Reality television has exploded in popularity over the past decade, fueled largely by the drama that stems from the weekly dismissal of contestants. The excitement continues to build until a single winner emerges.
The Steelers snapped the Baltimore Ravens' 15-game home winning streak behind 37-year-old third-string quarterback Charlie Batch. This version of Batch looked nothing like the version who started Week 12's disappointing loss to the Cleveland Browns. This Batch was accurate, efficient and clutch, calmly steering the Steelers on a 61-yard drive that led to a 42-yard game-winning field goal as time expired.
Batch's performance helped the Steelers maintain their playoff position despite the absence of star quarterback Ben Roethlisberger for the third straight week. Of course, the Steelers' defense also deserves its share of credit; the NFL's top-ranked unit limited the Ravens' offense to 288 total yards, producing three sacks and two timely turnovers.
The Steelers must temper their enthusiasm, however, because they are still deadlocked with their AFC North brethren, the Cincinnati Bengals. While the Steelers rode a wily veteran, the Bengals relied on the play of 25-year old quarterback Andy Dalton to notch a 20-13 win over the San Diego Chargers.
Dalton didn't produce eye-popping statistics (he completed 25 of 39 passes for 211 yards and a touchdown), but he utilized both his arm and legs to manufacture the necessary points for a Bengals win. His touchdown scamper with less than five minutes to play sealed the victory for Cincinnati.
Luck, Wilson poised for playoff success
A few years ago, I did a study on successful NFL quarterbacks. I was looking for a common denominator among the league's top signal-callers, and I came away with some very interesting results. Size, arm-strength, athleticism and personality all varied, but there was one trait that each of the NFL's top passers shared: poise.
Poise is hard to explain but easy to spot, and it was on display in two young quarterbacks on Sunday. Andrew Luck of the Indianapolis Colts and Russell Wilson of the Seattle Seahawks both handled high-pressure situations (against the Detroit Lions and Chicago Bears, respectively) with incredible calm, confidence and poise. There wasn't any panic in their play and they both took their game to another level when their teams' fates were on the line.
The great quarterbacks always seem to embrace the challenge of performing in clutch situations. They find a way to slow the game down, control their emotions and make great decisions. That's exactly what Luck and Wilson have done throughout the 2012 season, and it should result in postseason berths for both the Colts and Seahawks.

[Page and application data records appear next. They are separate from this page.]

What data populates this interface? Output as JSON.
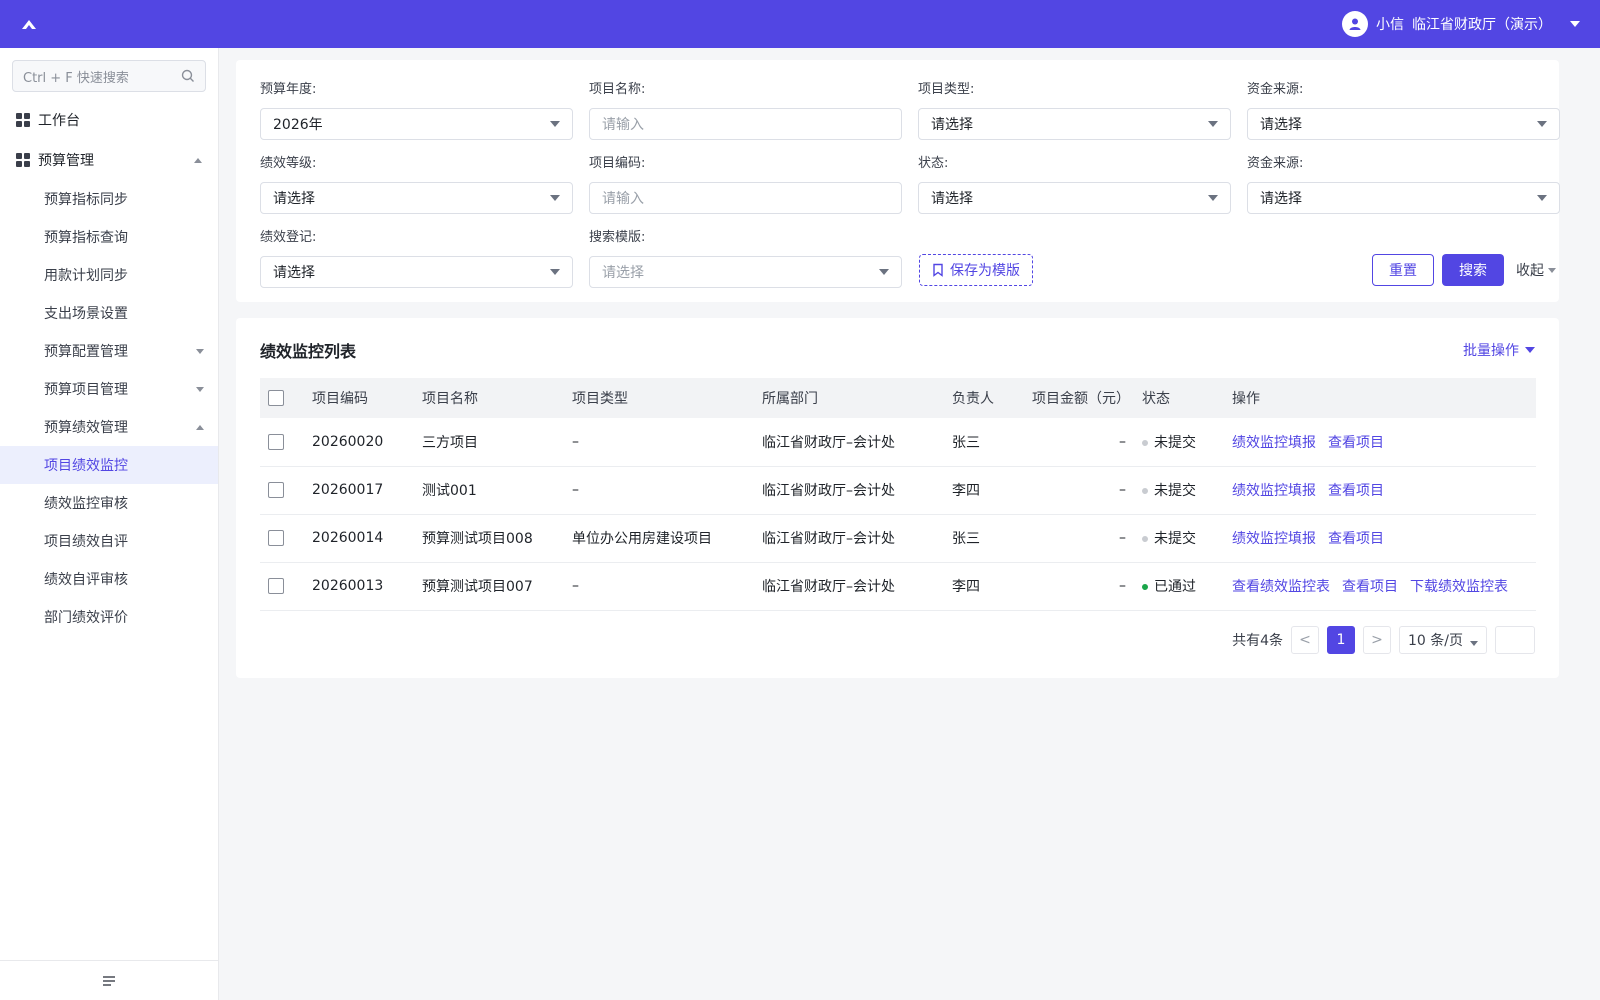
{
  "header": {
    "user_name": "小信",
    "org": "临江省财政厅（演示）"
  },
  "sidebar": {
    "search_placeholder": "Ctrl + F 快速搜索",
    "workbench": "工作台",
    "budget_mgmt": "预算管理",
    "items": [
      {
        "label": "预算指标同步"
      },
      {
        "label": "预算指标查询"
      },
      {
        "label": "用款计划同步"
      },
      {
        "label": "支出场景设置"
      },
      {
        "label": "预算配置管理"
      },
      {
        "label": "预算项目管理"
      },
      {
        "label": "预算绩效管理"
      },
      {
        "label": "项目绩效监控"
      },
      {
        "label": "绩效监控审核"
      },
      {
        "label": "项目绩效自评"
      },
      {
        "label": "绩效自评审核"
      },
      {
        "label": "部门绩效评价"
      }
    ],
    "active_item": "项目绩效监控"
  },
  "filters": {
    "budget_year": {
      "label": "预算年度:",
      "value": "2026年"
    },
    "project_name": {
      "label": "项目名称:",
      "placeholder": "请输入"
    },
    "project_type": {
      "label": "项目类型:",
      "value": "请选择"
    },
    "fund_source_1": {
      "label": "资金来源:",
      "value": "请选择"
    },
    "perf_level": {
      "label": "绩效等级:",
      "value": "请选择"
    },
    "project_code": {
      "label": "项目编码:",
      "placeholder": "请输入"
    },
    "status": {
      "label": "状态:",
      "value": "请选择"
    },
    "fund_source_2": {
      "label": "资金来源:",
      "value": "请选择"
    },
    "perf_register": {
      "label": "绩效登记:",
      "value": "请选择"
    },
    "search_template": {
      "label": "搜索模版:",
      "placeholder": "请选择"
    },
    "save_template": "保存为模版",
    "reset": "重置",
    "search": "搜索",
    "collapse": "收起"
  },
  "list": {
    "title": "绩效监控列表",
    "batch": "批量操作",
    "columns": [
      "项目编码",
      "项目名称",
      "项目类型",
      "所属部门",
      "负责人",
      "项目金额（元）",
      "状态",
      "操作"
    ],
    "rows": [
      {
        "code": "20260020",
        "name": "三方项目",
        "type": "–",
        "dept": "临江省财政厅–会计处",
        "owner": "张三",
        "amount": "–",
        "status": "未提交",
        "status_color": "#c9ccd1",
        "ops": [
          "绩效监控填报",
          "查看项目"
        ]
      },
      {
        "code": "20260017",
        "name": "测试001",
        "type": "–",
        "dept": "临江省财政厅–会计处",
        "owner": "李四",
        "amount": "–",
        "status": "未提交",
        "status_color": "#c9ccd1",
        "ops": [
          "绩效监控填报",
          "查看项目"
        ]
      },
      {
        "code": "20260014",
        "name": "预算测试项目008",
        "type": "单位办公用房建设项目",
        "dept": "临江省财政厅–会计处",
        "owner": "张三",
        "amount": "–",
        "status": "未提交",
        "status_color": "#c9ccd1",
        "ops": [
          "绩效监控填报",
          "查看项目"
        ]
      },
      {
        "code": "20260013",
        "name": "预算测试项目007",
        "type": "–",
        "dept": "临江省财政厅–会计处",
        "owner": "李四",
        "amount": "–",
        "status": "已通过",
        "status_color": "#1aa64a",
        "ops": [
          "查看绩效监控表",
          "查看项目",
          "下载绩效监控表"
        ]
      }
    ]
  },
  "pager": {
    "total": "共有4条",
    "prev": "<",
    "current": "1",
    "next": ">",
    "page_size": "10 条/页"
  },
  "colors": {
    "brand": "#5246e3"
  }
}
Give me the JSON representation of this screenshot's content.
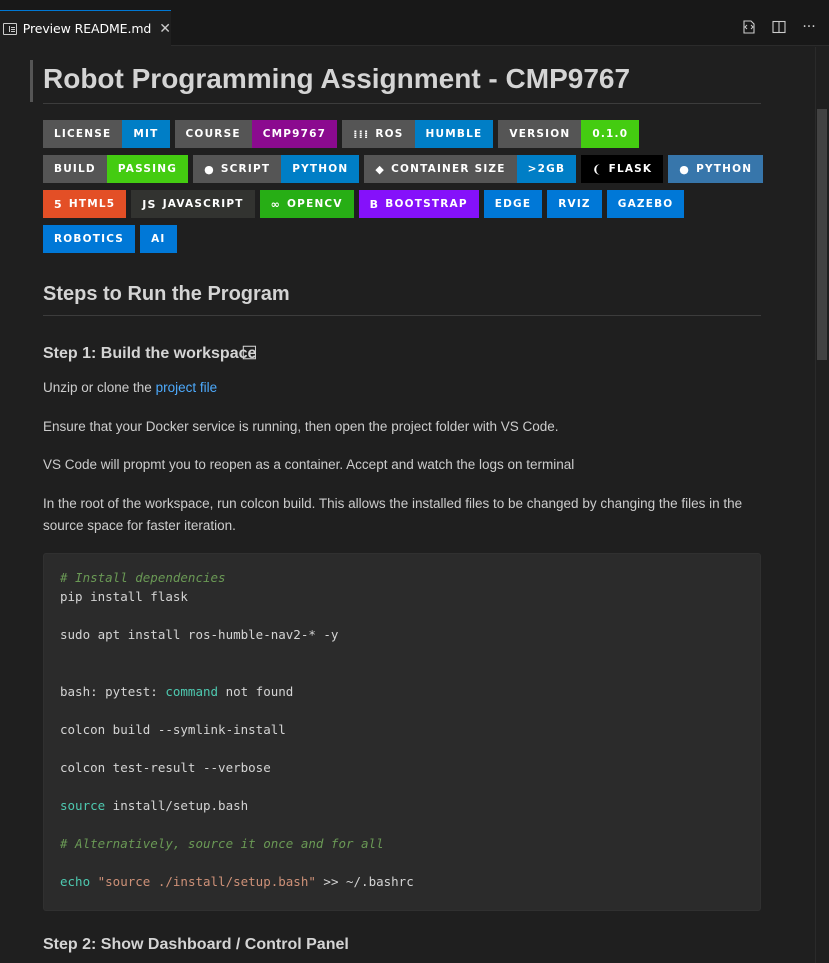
{
  "tab": {
    "label": "Preview README.md",
    "close": "✕"
  },
  "toolbar": {
    "open_source_icon": "open-source-icon",
    "split_icon": "split-editor-icon",
    "more_label": "···"
  },
  "document": {
    "title": "Robot Programming Assignment - CMP9767",
    "badges": [
      [
        {
          "label": "LICENSE",
          "value": "MIT",
          "color": "#007ec6"
        },
        {
          "label": "COURSE",
          "value": "CMP9767",
          "color": "#8b0a8f"
        },
        {
          "label": "ROS",
          "value": "HUMBLE",
          "color": "#007ec6",
          "icon": "⁞⁞⁞"
        },
        {
          "label": "VERSION",
          "value": "0.1.0",
          "color": "#4c1"
        }
      ],
      [
        {
          "label": "BUILD",
          "value": "PASSING",
          "color": "#4c1"
        },
        {
          "label": "SCRIPT",
          "value": "PYTHON",
          "color": "#007ec6",
          "icon": "●"
        },
        {
          "label": "CONTAINER SIZE",
          "value": ">2GB",
          "color": "#007ec6",
          "icon": "◆"
        },
        {
          "label": "",
          "value": "FLASK",
          "color": "#000000",
          "icon": "❨"
        },
        {
          "label": "",
          "value": "PYTHON",
          "color": "#3776ab",
          "icon": "●"
        }
      ],
      [
        {
          "label": "",
          "value": "HTML5",
          "color": "#e34f26",
          "icon": "5"
        },
        {
          "label": "",
          "value": "JAVASCRIPT",
          "color": "#323330",
          "icon": "JS"
        },
        {
          "label": "",
          "value": "OPENCV",
          "color": "#27ae15",
          "icon": "∞"
        },
        {
          "label": "",
          "value": "BOOTSTRAP",
          "color": "#8511fa",
          "icon": "B"
        },
        {
          "label": "",
          "value": "EDGE",
          "color": "#0078d7"
        },
        {
          "label": "",
          "value": "RVIZ",
          "color": "#0078d7"
        },
        {
          "label": "",
          "value": "GAZEBO",
          "color": "#0078d7"
        }
      ],
      [
        {
          "label": "",
          "value": "ROBOTICS",
          "color": "#0078d7"
        },
        {
          "label": "",
          "value": "AI",
          "color": "#0078d7"
        }
      ]
    ],
    "section_title": "Steps to Run the Program",
    "step1_title": "Step 1: Build the workspace",
    "step1_glyph": "⃞",
    "p1_prefix": "Unzip or clone the ",
    "p1_link": "project file",
    "p2": "Ensure that your Docker service is running, then open the project folder with VS Code.",
    "p3": "VS Code will propmt you to reopen as a container. Accept and watch the logs on terminal",
    "p4": "In the root of the workspace, run colcon build. This allows the installed files to be changed by changing the files in the source space for faster iteration.",
    "code": {
      "l1": "# Install dependencies",
      "l2": "pip install flask",
      "l3": "sudo apt install ros-humble-nav2-* -y",
      "l4a": "bash: pytest: ",
      "l4b": "command",
      "l4c": " not found",
      "l5": "colcon build --symlink-install",
      "l6": "colcon test-result --verbose",
      "l7a": "source",
      "l7b": " install/setup.bash",
      "l8": "# Alternatively, source it once and for all",
      "l9a": "echo",
      "l9b": " \"source ./install/setup.bash\"",
      "l9c": " >> ~/.bashrc"
    },
    "step2_title": "Step 2: Show Dashboard / Control Panel"
  }
}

Three startling statistics
3) Carson Palmer completed 34 passes for 351 yards but lost, while Ryan Fitzpatrick completed nine passes for 112 yards but won. Fitzpatrick benefitted from the Buffalo Bills' strong defense and rushing attack against the Jacksonville Jaguars, while Palmer failed to receive the same type of support against the Cleveland Browns from his Oakland Raiders teammates.
Rookie class a bright spot for Eagles
Very little has gone right for the Philadelphia Eagles during the 2012 campaign. On Sunday night, the Eagles dropped their eighth straight game after getting off to a 3-1 start. While their record is ugly, there has been one positive development for Philadelphia: This year's rookie class is shaping up to be one of the best in the team's recent history.
Fletcher Cox, DT, first-round pick: Cox has started six games, flashing excellent quickness and playmaking potential while recording 29 tackles and three sacks this season.
Mychal Kendricks, LB, second-round pick: Kendricks has started 11 of the Eagles' 12 games; his speed and explosiveness are easy to spot on game tape.
Nick Foles, QB, third-round pick: The young signal-caller has started the last three games for Philly, enjoying his best showing during Sunday night's contest. He threw for 251 yards and a score while avoiding any interceptions. His ability to buy time and create plays on the move has been a pleasant surprise.
Brandon Boykin, CB, fourth-round pick: Boykin has made solid contributions as both a nickel coverage player and kickoff returner.
Dennis Kelly, OL, fifth-round pick: Drafted as a developmental project, Kelly has already started six games this season at two different positions.
Bryce Brown, RB, seventh-round pick: Brown has proven to be the Eagles' best value selection. He's started the past two games, rushing for a combined 347 yards and four touchdowns. He also coughed up three devastating fumbles over that span, but Brown's combination of speed and power has to be encouraging to the Eagles' front office.
Damaris Johnson, WR, rookie free agent: Johnson has shown glimpses of potential as both a receiver and returner. On Sunday, he returned a punt 98 yards for a touchdown.